The opening verse in today’s Parsha deals with the subject of making choices in life. In this case the choices will have serious ramifications: obeying the will of God will earn us Hashem’s blessings, while disobeying God’s commandments will earn us Hashem’s curses. It would seem simple to understand that making this type of a choice is obvious. Who would want to earn God’s curse? Conscientious and intentional disobedience would indicate a lack of belief in Hashem. Most of our sins might not be in that category. That is not to say that all sins are unintentional. Even intentional ones might not be as a result of our lack of belief, or a result of the fact that we feel that we can get away with it. As the Talmud would indicate, sins usually accompany a lack of rational thinking. Most situations of sinning indicate that we lack the strength and fortitude of a committed dedication to Hashem’s word. We realize that the temptation of sin is there and standing in front of us, just as the satanic angel in the road confronted Bilaam. Bilaam doesn’t see the satanic angel; his donkey does. We are like Bilaam in the sense that we realize that there is temptation and do not recognize it, yet we are able to rationalize doing something that is obviously incorrect.

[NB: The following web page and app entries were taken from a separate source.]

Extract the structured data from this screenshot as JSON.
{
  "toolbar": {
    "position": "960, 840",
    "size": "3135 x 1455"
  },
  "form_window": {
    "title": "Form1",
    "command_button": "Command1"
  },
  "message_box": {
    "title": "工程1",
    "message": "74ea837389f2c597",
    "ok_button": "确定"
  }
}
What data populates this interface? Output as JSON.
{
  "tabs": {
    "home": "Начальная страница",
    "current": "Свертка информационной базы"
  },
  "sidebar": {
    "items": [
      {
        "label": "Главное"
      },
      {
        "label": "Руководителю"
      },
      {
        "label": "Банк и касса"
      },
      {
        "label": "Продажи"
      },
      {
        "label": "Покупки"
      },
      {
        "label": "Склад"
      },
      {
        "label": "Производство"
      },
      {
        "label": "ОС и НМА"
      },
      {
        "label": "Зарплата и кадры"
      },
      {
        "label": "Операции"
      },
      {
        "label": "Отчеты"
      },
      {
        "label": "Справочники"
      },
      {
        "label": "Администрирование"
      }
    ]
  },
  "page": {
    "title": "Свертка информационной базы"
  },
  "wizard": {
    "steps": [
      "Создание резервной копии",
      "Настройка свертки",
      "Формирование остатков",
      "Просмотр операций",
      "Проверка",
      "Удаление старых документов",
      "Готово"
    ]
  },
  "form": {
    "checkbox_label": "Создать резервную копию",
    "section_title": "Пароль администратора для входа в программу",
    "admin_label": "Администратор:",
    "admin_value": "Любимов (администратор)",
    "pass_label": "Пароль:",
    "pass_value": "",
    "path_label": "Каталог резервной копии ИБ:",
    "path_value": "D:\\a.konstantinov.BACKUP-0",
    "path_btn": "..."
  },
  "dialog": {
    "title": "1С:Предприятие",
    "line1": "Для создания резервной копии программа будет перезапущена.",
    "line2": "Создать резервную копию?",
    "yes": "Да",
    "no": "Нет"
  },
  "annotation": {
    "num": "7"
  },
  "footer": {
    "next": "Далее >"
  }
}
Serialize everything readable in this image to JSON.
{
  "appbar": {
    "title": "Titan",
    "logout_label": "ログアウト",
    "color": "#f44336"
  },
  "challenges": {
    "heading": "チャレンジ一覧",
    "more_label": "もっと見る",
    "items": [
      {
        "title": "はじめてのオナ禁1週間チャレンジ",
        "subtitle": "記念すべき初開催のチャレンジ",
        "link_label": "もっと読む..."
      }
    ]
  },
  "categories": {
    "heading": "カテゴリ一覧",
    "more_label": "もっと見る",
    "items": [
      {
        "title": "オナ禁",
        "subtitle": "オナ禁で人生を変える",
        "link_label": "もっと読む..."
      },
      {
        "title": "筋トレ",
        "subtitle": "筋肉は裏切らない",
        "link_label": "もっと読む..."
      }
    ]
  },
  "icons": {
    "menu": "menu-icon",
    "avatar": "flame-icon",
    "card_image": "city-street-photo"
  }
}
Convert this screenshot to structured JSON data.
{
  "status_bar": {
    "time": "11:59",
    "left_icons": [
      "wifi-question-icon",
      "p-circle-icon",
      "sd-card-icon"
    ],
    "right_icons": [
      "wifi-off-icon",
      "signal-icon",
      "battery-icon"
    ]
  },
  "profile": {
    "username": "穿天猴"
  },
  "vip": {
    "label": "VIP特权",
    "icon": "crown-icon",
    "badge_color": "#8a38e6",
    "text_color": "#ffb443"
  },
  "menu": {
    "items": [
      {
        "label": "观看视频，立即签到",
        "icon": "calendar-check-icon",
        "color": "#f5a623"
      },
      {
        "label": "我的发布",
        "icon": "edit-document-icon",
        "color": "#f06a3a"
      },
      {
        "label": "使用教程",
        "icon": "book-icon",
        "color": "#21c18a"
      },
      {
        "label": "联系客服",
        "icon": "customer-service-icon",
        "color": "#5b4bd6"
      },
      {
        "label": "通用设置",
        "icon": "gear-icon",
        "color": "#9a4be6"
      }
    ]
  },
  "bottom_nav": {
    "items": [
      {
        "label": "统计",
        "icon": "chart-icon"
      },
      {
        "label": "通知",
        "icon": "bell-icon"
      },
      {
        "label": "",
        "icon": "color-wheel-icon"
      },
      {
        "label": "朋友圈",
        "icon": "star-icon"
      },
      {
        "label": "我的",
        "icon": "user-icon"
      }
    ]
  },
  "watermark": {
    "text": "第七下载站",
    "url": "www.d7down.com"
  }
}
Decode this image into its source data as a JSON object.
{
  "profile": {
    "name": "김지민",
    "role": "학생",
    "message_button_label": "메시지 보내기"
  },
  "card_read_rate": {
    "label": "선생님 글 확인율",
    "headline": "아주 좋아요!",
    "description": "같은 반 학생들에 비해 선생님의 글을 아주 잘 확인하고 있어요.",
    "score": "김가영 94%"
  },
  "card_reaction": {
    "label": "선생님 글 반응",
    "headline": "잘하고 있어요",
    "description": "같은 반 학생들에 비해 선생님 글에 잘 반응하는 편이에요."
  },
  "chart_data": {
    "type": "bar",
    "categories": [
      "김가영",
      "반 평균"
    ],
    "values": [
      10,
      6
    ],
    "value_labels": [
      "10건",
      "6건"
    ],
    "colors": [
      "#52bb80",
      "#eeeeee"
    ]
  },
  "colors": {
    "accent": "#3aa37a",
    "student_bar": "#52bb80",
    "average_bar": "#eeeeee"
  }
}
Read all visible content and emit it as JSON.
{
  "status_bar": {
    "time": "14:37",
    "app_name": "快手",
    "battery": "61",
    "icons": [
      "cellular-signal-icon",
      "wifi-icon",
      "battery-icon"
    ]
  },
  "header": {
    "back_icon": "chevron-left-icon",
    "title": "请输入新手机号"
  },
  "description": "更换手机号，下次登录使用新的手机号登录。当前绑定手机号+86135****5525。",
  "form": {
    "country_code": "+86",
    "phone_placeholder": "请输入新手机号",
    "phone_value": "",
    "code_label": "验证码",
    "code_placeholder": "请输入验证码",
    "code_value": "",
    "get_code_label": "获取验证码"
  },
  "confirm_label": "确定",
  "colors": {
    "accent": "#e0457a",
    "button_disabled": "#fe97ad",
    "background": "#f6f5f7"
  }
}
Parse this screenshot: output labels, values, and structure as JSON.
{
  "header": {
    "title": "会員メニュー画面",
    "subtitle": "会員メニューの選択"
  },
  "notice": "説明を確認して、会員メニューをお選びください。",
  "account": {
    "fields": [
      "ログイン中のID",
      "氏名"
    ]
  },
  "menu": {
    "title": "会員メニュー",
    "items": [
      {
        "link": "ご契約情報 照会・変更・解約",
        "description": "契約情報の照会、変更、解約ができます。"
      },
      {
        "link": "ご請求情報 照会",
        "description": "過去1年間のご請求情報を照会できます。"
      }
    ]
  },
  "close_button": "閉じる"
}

Throughout the Torah, the city of Yerushalayim is not mentioned anywhere with its full name. The first time that it is mentioned by name is …. This is a good trivia question: Where in TaNaCH is Yerushalayim mentioned the first time? A follow up question for extra credit: Where in TaNaCH is the expression Eretz Yisrael mentioned for the first time? Neither of these words is in the Torah. The Rambam in Guide for the Perplexed III:45 writes, “the fact that the Torah does not make specific mention of Yerushalayim, but rather hints at it and says: ….[the place] which God will choose, etc. appears to me to have three explanations. The first: so that the nations would not seize the place and wage power struggles over it, knowing that this place – out of the entire Land – represents the ultimate purpose of the Torah; secondly – lest whoever possessed it at the time destroy it and devastate it to the limit of their power; and thirdly – the strongest reason of all – that a situation would not arise in which every tribe would want it included in its inheritance, so as to be able to rule over it, and it would fall to [whichever tribe would emerge victorious] as a result of controversy and strife, as did the quest for the priesthood. For this reason, we are commanded that the Temple not be built until after the coronation of a king so that there is one single ruler and all strife falls away…” The Rambam is trying to explain our question. All three points that he makes are valid, not just in history, but even in our time. The first two are more applicable than the latter one, but when you think about it, it will not be the tribes arguing but segments of the Jewish population who certainly do argue over who has the authority and dominion over the Temple Mount and Yerushalayim as a whole.
Shabbat Shalom שבת שלום.
Rabbi David Grossman